WHAT TO WORK ON. State, as one number, how many lines in these records hold "Otto".

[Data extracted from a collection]

■ ■ ■

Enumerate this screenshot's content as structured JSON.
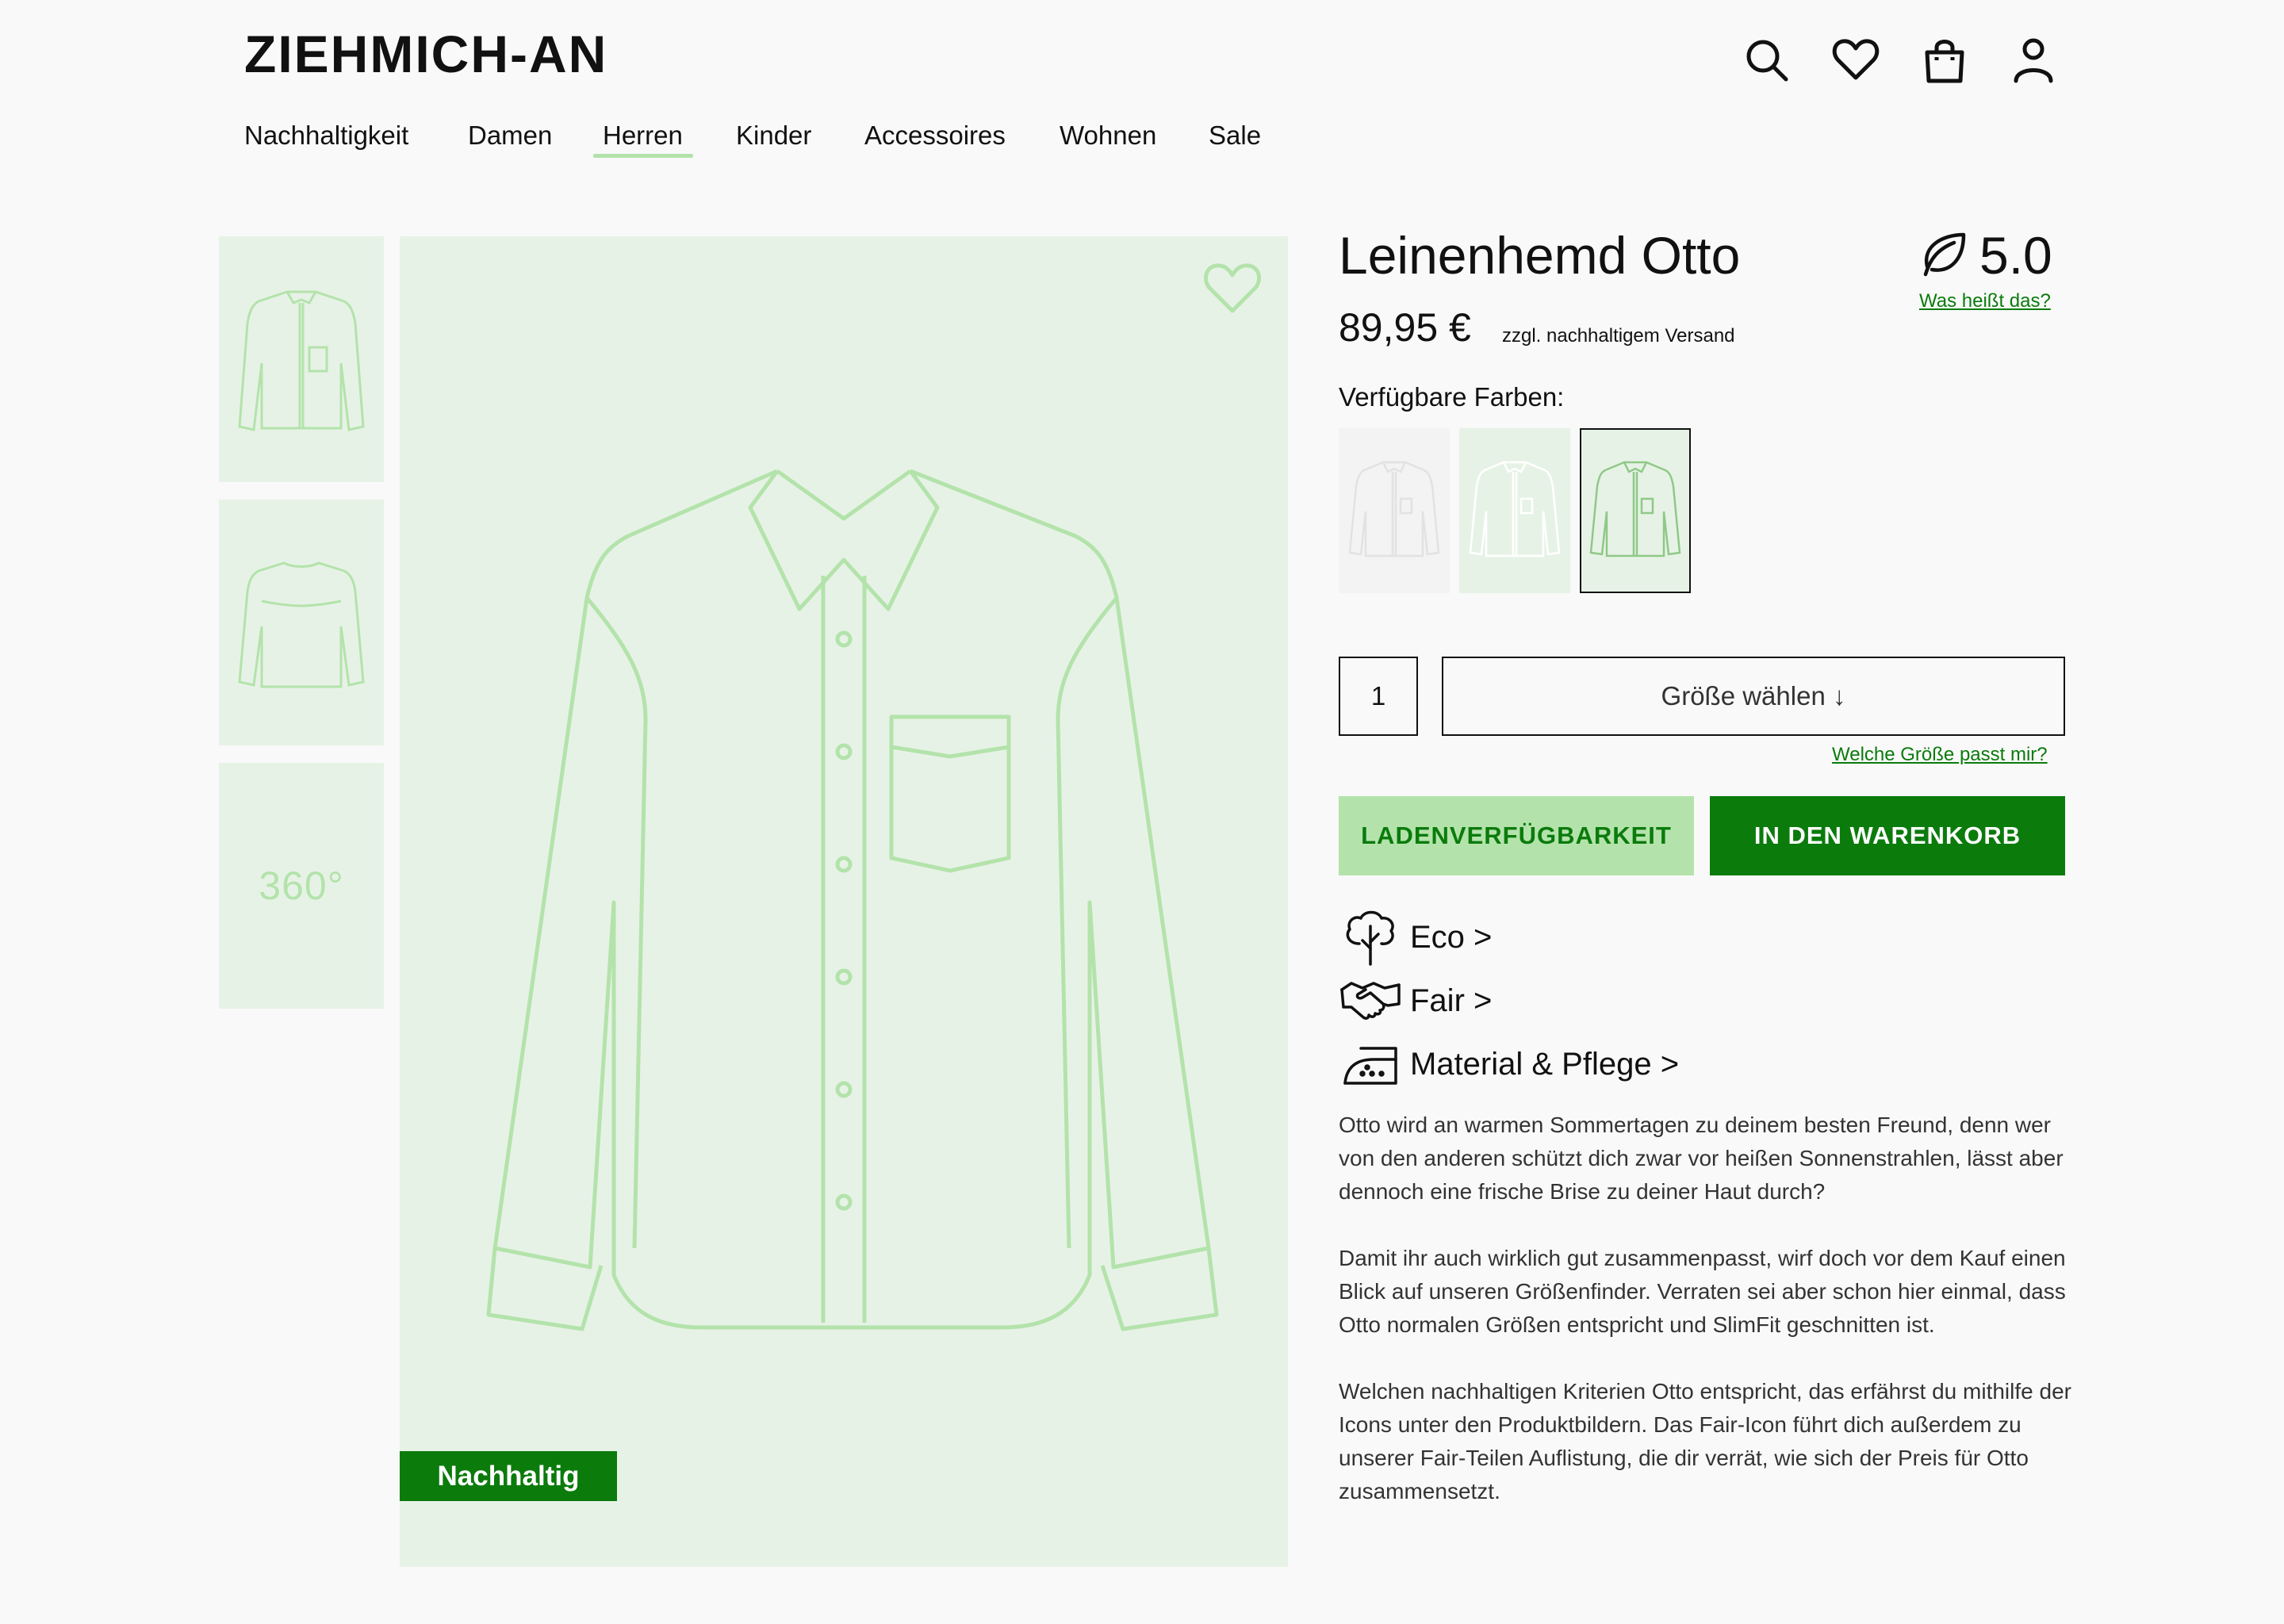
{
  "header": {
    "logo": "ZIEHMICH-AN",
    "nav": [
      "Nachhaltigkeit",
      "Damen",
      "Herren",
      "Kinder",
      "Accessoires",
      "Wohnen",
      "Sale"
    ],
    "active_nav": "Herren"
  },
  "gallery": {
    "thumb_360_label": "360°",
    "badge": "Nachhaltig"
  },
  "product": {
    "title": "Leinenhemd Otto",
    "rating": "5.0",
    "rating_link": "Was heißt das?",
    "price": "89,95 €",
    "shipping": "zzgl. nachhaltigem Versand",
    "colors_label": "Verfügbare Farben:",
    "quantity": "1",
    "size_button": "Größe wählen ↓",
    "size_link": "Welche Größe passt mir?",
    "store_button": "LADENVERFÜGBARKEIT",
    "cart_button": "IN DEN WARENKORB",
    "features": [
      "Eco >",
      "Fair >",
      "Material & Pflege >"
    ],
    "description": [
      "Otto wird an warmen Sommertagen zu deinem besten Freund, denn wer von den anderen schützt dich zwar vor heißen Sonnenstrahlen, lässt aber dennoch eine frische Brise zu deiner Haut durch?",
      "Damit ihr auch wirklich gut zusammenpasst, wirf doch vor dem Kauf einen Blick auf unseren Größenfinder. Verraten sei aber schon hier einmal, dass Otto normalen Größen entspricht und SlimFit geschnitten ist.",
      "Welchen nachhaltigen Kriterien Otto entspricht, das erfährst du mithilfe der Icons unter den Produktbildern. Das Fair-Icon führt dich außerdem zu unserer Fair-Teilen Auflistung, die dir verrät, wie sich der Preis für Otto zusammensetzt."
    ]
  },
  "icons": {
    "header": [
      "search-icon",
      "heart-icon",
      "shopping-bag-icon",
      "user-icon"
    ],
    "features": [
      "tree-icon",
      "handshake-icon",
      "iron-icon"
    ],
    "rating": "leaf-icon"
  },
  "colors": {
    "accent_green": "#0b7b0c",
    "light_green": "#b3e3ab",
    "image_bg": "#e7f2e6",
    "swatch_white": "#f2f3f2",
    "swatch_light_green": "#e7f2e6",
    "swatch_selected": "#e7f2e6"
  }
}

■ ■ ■

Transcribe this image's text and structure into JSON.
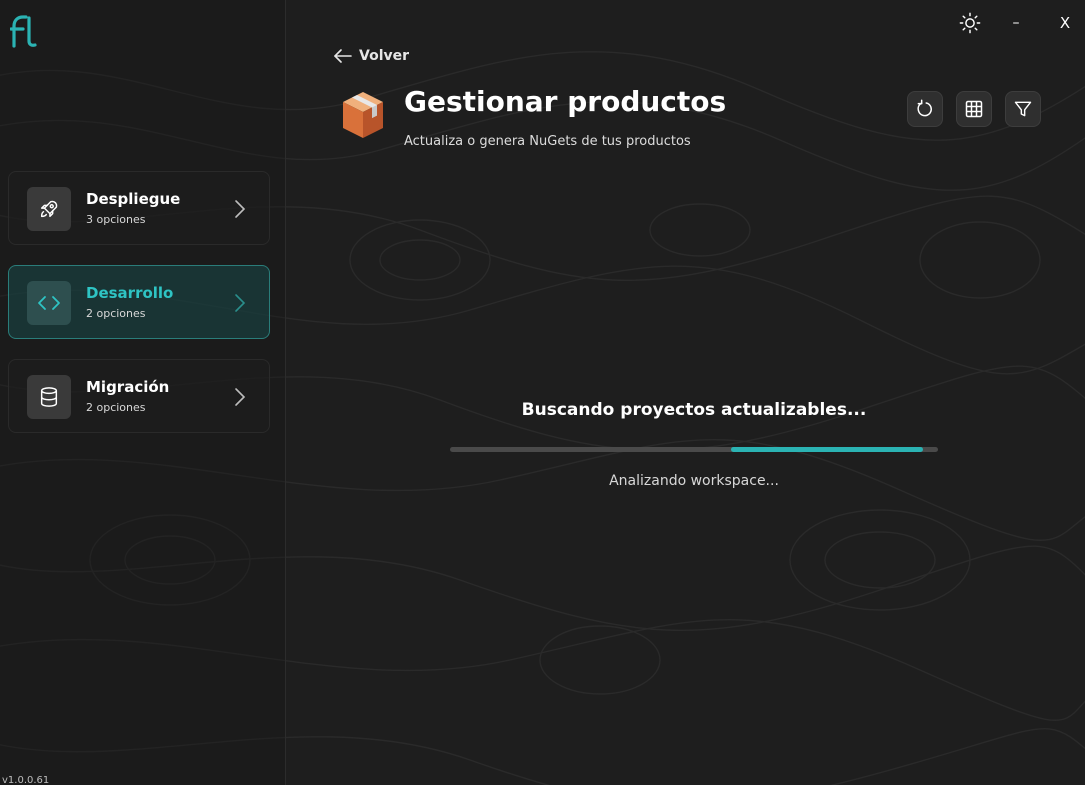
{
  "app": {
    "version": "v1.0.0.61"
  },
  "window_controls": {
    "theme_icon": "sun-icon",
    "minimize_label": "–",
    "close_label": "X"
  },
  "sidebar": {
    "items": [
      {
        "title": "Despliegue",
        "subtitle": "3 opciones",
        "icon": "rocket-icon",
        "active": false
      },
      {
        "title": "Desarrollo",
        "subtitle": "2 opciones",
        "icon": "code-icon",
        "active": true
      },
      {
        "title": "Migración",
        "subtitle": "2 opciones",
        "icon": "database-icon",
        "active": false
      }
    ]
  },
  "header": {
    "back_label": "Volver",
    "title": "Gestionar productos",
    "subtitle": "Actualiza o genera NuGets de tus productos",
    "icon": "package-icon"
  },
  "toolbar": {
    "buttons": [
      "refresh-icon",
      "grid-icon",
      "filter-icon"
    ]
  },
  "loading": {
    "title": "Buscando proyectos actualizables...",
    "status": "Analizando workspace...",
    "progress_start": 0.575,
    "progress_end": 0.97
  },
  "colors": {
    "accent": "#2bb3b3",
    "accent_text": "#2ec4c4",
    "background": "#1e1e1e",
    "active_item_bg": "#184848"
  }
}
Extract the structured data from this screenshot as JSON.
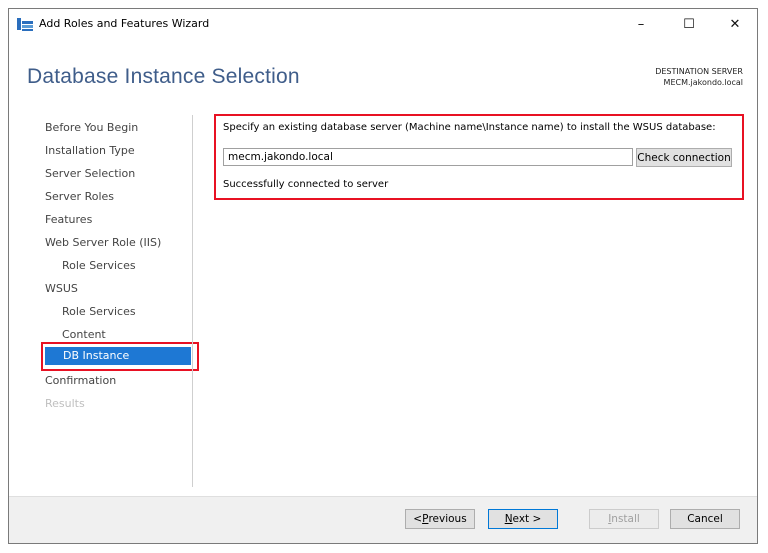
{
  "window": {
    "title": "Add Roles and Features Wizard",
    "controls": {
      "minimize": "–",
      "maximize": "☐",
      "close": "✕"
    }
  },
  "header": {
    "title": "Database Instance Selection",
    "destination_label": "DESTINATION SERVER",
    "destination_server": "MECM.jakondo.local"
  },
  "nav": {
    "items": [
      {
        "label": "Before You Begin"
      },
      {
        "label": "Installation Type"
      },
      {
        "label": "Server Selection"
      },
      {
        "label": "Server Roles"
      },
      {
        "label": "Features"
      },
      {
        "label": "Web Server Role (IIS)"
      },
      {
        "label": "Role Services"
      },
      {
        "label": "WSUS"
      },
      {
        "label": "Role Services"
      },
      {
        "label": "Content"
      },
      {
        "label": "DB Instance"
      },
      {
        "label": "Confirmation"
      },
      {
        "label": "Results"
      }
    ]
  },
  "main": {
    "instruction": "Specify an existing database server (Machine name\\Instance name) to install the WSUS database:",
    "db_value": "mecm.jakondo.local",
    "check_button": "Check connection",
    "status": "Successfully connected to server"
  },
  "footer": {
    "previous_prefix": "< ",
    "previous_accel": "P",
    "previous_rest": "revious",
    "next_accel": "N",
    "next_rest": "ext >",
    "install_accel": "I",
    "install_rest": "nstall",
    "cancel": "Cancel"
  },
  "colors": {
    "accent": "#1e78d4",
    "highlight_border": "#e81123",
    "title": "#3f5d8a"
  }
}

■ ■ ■

ANSWER FOR THE TASK. 4